━━ Records for this exercise ━━

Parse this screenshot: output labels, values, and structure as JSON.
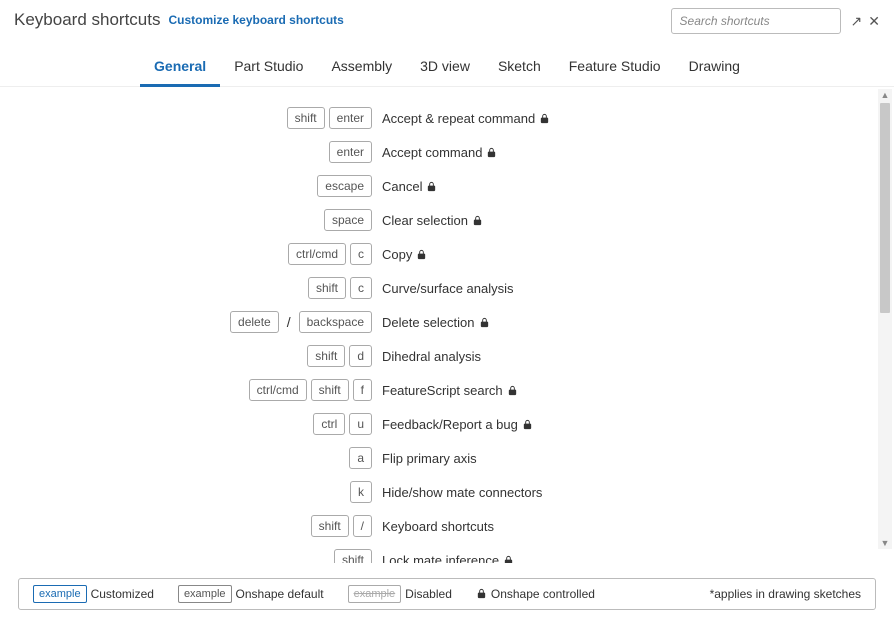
{
  "header": {
    "title": "Keyboard shortcuts",
    "customize_link": "Customize keyboard shortcuts",
    "search_placeholder": "Search shortcuts"
  },
  "tabs": [
    {
      "label": "General",
      "active": true
    },
    {
      "label": "Part Studio",
      "active": false
    },
    {
      "label": "Assembly",
      "active": false
    },
    {
      "label": "3D view",
      "active": false
    },
    {
      "label": "Sketch",
      "active": false
    },
    {
      "label": "Feature Studio",
      "active": false
    },
    {
      "label": "Drawing",
      "active": false
    }
  ],
  "shortcuts": [
    {
      "keys": [
        {
          "k": "shift"
        },
        {
          "k": "enter"
        }
      ],
      "desc": "Accept & repeat command",
      "locked": true
    },
    {
      "keys": [
        {
          "k": "enter"
        }
      ],
      "desc": "Accept command",
      "locked": true
    },
    {
      "keys": [
        {
          "k": "escape"
        }
      ],
      "desc": "Cancel",
      "locked": true
    },
    {
      "keys": [
        {
          "k": "space"
        }
      ],
      "desc": "Clear selection",
      "locked": true
    },
    {
      "keys": [
        {
          "k": "ctrl/cmd"
        },
        {
          "k": "c"
        }
      ],
      "desc": "Copy",
      "locked": true
    },
    {
      "keys": [
        {
          "k": "shift"
        },
        {
          "k": "c"
        }
      ],
      "desc": "Curve/surface analysis",
      "locked": false
    },
    {
      "keys": [
        {
          "k": "delete"
        },
        {
          "sep": "/"
        },
        {
          "k": "backspace"
        }
      ],
      "desc": "Delete selection",
      "locked": true
    },
    {
      "keys": [
        {
          "k": "shift"
        },
        {
          "k": "d"
        }
      ],
      "desc": "Dihedral analysis",
      "locked": false
    },
    {
      "keys": [
        {
          "k": "ctrl/cmd"
        },
        {
          "k": "shift"
        },
        {
          "k": "f"
        }
      ],
      "desc": "FeatureScript search",
      "locked": true
    },
    {
      "keys": [
        {
          "k": "ctrl"
        },
        {
          "k": "u"
        }
      ],
      "desc": "Feedback/Report a bug",
      "locked": true
    },
    {
      "keys": [
        {
          "k": "a"
        }
      ],
      "desc": "Flip primary axis",
      "locked": false
    },
    {
      "keys": [
        {
          "k": "k"
        }
      ],
      "desc": "Hide/show mate connectors",
      "locked": false
    },
    {
      "keys": [
        {
          "k": "shift"
        },
        {
          "k": "/"
        }
      ],
      "desc": "Keyboard shortcuts",
      "locked": false
    }
  ],
  "partial_row": {
    "keys": [
      {
        "k": "shift"
      }
    ],
    "desc": "Lock mate inference",
    "locked": true
  },
  "legend": {
    "customized": {
      "key": "example",
      "label": "Customized"
    },
    "default": {
      "key": "example",
      "label": "Onshape default"
    },
    "disabled": {
      "key": "example",
      "label": "Disabled"
    },
    "controlled": {
      "label": "Onshape controlled"
    },
    "note": "*applies in drawing sketches"
  }
}
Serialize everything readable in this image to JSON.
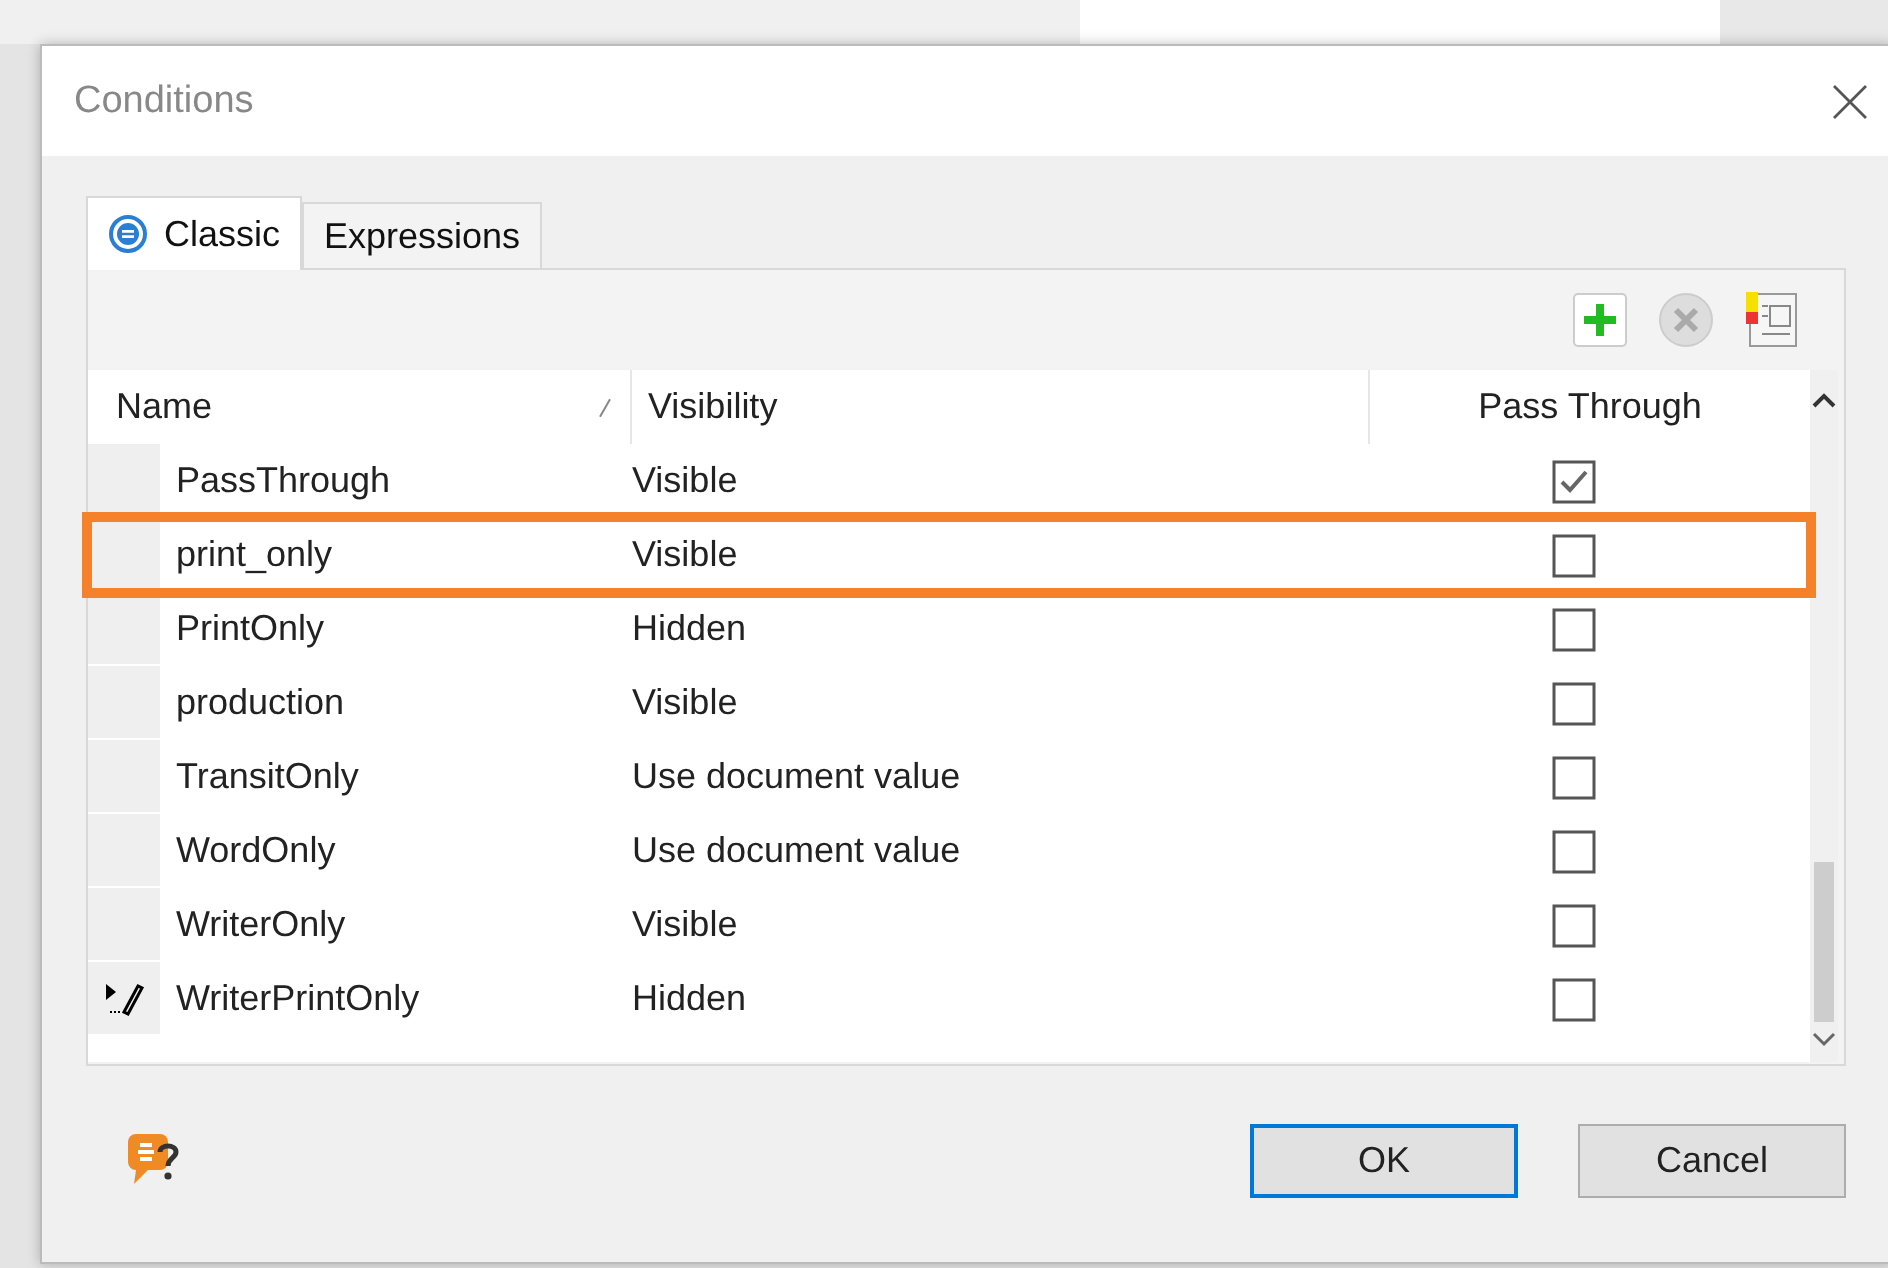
{
  "window": {
    "title": "Conditions"
  },
  "tabs": [
    {
      "label": "Classic",
      "selected": true,
      "icon": true
    },
    {
      "label": "Expressions",
      "selected": false,
      "icon": false
    }
  ],
  "table": {
    "columns": [
      "Name",
      "Visibility",
      "Pass Through"
    ],
    "rows": [
      {
        "name": "PassThrough",
        "visibility": "Visible",
        "checked": true,
        "highlighted": false,
        "editing": false
      },
      {
        "name": "print_only",
        "visibility": "Visible",
        "checked": false,
        "highlighted": true,
        "editing": false
      },
      {
        "name": "PrintOnly",
        "visibility": "Hidden",
        "checked": false,
        "highlighted": false,
        "editing": false
      },
      {
        "name": "production",
        "visibility": "Visible",
        "checked": false,
        "highlighted": false,
        "editing": false
      },
      {
        "name": "TransitOnly",
        "visibility": "Use document value",
        "checked": false,
        "highlighted": false,
        "editing": false
      },
      {
        "name": "WordOnly",
        "visibility": "Use document value",
        "checked": false,
        "highlighted": false,
        "editing": false
      },
      {
        "name": "WriterOnly",
        "visibility": "Visible",
        "checked": false,
        "highlighted": false,
        "editing": false
      },
      {
        "name": "WriterPrintOnly",
        "visibility": "Hidden",
        "checked": false,
        "highlighted": false,
        "editing": true
      }
    ]
  },
  "buttons": [
    {
      "label": "OK",
      "default": true
    },
    {
      "label": "Cancel",
      "default": false
    }
  ]
}
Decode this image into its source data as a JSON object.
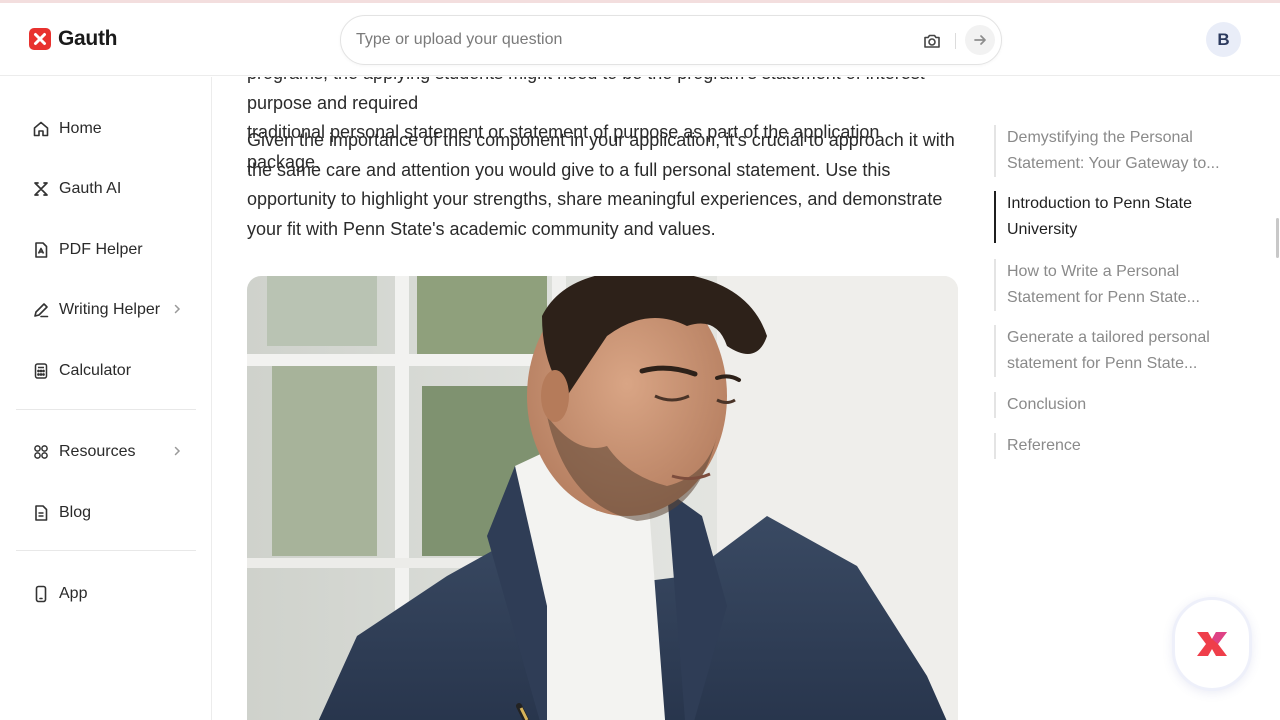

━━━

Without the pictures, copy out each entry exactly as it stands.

▶ Completed task:
Parse this screenshot: output labels, values, and structure as JSON.
{
  "header": {
    "title": "Keyboard shortcuts",
    "customize_link": "Customize keyboard shortcuts",
    "search_placeholder": "Search shortcuts"
  },
  "tabs": [
    {
      "label": "General",
      "active": true
    },
    {
      "label": "Part Studio",
      "active": false
    },
    {
      "label": "Assembly",
      "active": false
    },
    {
      "label": "3D view",
      "active": false
    },
    {
      "label": "Sketch",
      "active": false
    },
    {
      "label": "Feature Studio",
      "active": false
    },
    {
      "label": "Drawing",
      "active": false
    }
  ],
  "shortcuts": [
    {
      "keys": [
        {
          "k": "shift"
        },
        {
          "k": "enter"
        }
      ],
      "desc": "Accept & repeat command",
      "locked": true
    },
    {
      "keys": [
        {
          "k": "enter"
        }
      ],
      "desc": "Accept command",
      "locked": true
    },
    {
      "keys": [
        {
          "k": "escape"
        }
      ],
      "desc": "Cancel",
      "locked": true
    },
    {
      "keys": [
        {
          "k": "space"
        }
      ],
      "desc": "Clear selection",
      "locked": true
    },
    {
      "keys": [
        {
          "k": "ctrl/cmd"
        },
        {
          "k": "c"
        }
      ],
      "desc": "Copy",
      "locked": true
    },
    {
      "keys": [
        {
          "k": "shift"
        },
        {
          "k": "c"
        }
      ],
      "desc": "Curve/surface analysis",
      "locked": false
    },
    {
      "keys": [
        {
          "k": "delete"
        },
        {
          "sep": "/"
        },
        {
          "k": "backspace"
        }
      ],
      "desc": "Delete selection",
      "locked": true
    },
    {
      "keys": [
        {
          "k": "shift"
        },
        {
          "k": "d"
        }
      ],
      "desc": "Dihedral analysis",
      "locked": false
    },
    {
      "keys": [
        {
          "k": "ctrl/cmd"
        },
        {
          "k": "shift"
        },
        {
          "k": "f"
        }
      ],
      "desc": "FeatureScript search",
      "locked": true
    },
    {
      "keys": [
        {
          "k": "ctrl"
        },
        {
          "k": "u"
        }
      ],
      "desc": "Feedback/Report a bug",
      "locked": true
    },
    {
      "keys": [
        {
          "k": "a"
        }
      ],
      "desc": "Flip primary axis",
      "locked": false
    },
    {
      "keys": [
        {
          "k": "k"
        }
      ],
      "desc": "Hide/show mate connectors",
      "locked": false
    },
    {
      "keys": [
        {
          "k": "shift"
        },
        {
          "k": "/"
        }
      ],
      "desc": "Keyboard shortcuts",
      "locked": false
    }
  ],
  "partial_row": {
    "keys": [
      {
        "k": "shift"
      }
    ],
    "desc": "Lock mate inference",
    "locked": true
  },
  "legend": {
    "customized": {
      "key": "example",
      "label": "Customized"
    },
    "default": {
      "key": "example",
      "label": "Onshape default"
    },
    "disabled": {
      "key": "example",
      "label": "Disabled"
    },
    "controlled": {
      "label": "Onshape controlled"
    },
    "note": "*applies in drawing sketches"
  }
}
Serialize everything readable in this image to JSON.
{
  "window": {
    "title": "Conditions"
  },
  "tabs": [
    {
      "label": "Classic",
      "selected": true,
      "icon": true
    },
    {
      "label": "Expressions",
      "selected": false,
      "icon": false
    }
  ],
  "table": {
    "columns": [
      "Name",
      "Visibility",
      "Pass Through"
    ],
    "rows": [
      {
        "name": "PassThrough",
        "visibility": "Visible",
        "checked": true,
        "highlighted": false,
        "editing": false
      },
      {
        "name": "print_only",
        "visibility": "Visible",
        "checked": false,
        "highlighted": true,
        "editing": false
      },
      {
        "name": "PrintOnly",
        "visibility": "Hidden",
        "checked": false,
        "highlighted": false,
        "editing": false
      },
      {
        "name": "production",
        "visibility": "Visible",
        "checked": false,
        "highlighted": false,
        "editing": false
      },
      {
        "name": "TransitOnly",
        "visibility": "Use document value",
        "checked": false,
        "highlighted": false,
        "editing": false
      },
      {
        "name": "WordOnly",
        "visibility": "Use document value",
        "checked": false,
        "highlighted": false,
        "editing": false
      },
      {
        "name": "WriterOnly",
        "visibility": "Visible",
        "checked": false,
        "highlighted": false,
        "editing": false
      },
      {
        "name": "WriterPrintOnly",
        "visibility": "Hidden",
        "checked": false,
        "highlighted": false,
        "editing": true
      }
    ]
  },
  "buttons": [
    {
      "label": "OK",
      "default": true
    },
    {
      "label": "Cancel",
      "default": false
    }
  ]
}
Decode this image into its source data as a JSON object.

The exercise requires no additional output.